● **Task statement**
Lines in the entries below where the word "meta" shows up should each be copied.

● **Record extracts**
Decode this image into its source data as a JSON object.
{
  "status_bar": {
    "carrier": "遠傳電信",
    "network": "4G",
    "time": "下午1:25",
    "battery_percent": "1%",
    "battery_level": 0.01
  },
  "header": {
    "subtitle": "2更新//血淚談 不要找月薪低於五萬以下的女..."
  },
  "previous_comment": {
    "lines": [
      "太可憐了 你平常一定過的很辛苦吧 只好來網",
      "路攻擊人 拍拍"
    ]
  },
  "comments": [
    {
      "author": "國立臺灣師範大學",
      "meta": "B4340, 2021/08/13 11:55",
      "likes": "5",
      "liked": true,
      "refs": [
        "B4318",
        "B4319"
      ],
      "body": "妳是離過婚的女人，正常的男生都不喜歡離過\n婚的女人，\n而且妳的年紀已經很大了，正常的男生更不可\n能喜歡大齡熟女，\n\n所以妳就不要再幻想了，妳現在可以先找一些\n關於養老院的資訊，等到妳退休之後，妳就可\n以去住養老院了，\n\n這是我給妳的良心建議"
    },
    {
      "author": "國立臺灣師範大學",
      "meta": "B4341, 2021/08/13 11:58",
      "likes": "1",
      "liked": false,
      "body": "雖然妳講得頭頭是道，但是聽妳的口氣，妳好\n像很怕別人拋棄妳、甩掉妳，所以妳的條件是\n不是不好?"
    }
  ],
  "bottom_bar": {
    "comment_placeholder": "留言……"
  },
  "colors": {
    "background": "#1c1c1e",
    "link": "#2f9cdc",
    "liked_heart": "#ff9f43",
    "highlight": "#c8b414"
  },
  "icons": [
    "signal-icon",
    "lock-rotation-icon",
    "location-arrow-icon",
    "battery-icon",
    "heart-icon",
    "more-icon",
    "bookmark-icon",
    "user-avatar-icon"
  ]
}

● **Solution for this task**
      "meta": "B4340, 2021/08/13 11:55",
      "meta": "B4341, 2021/08/13 11:58",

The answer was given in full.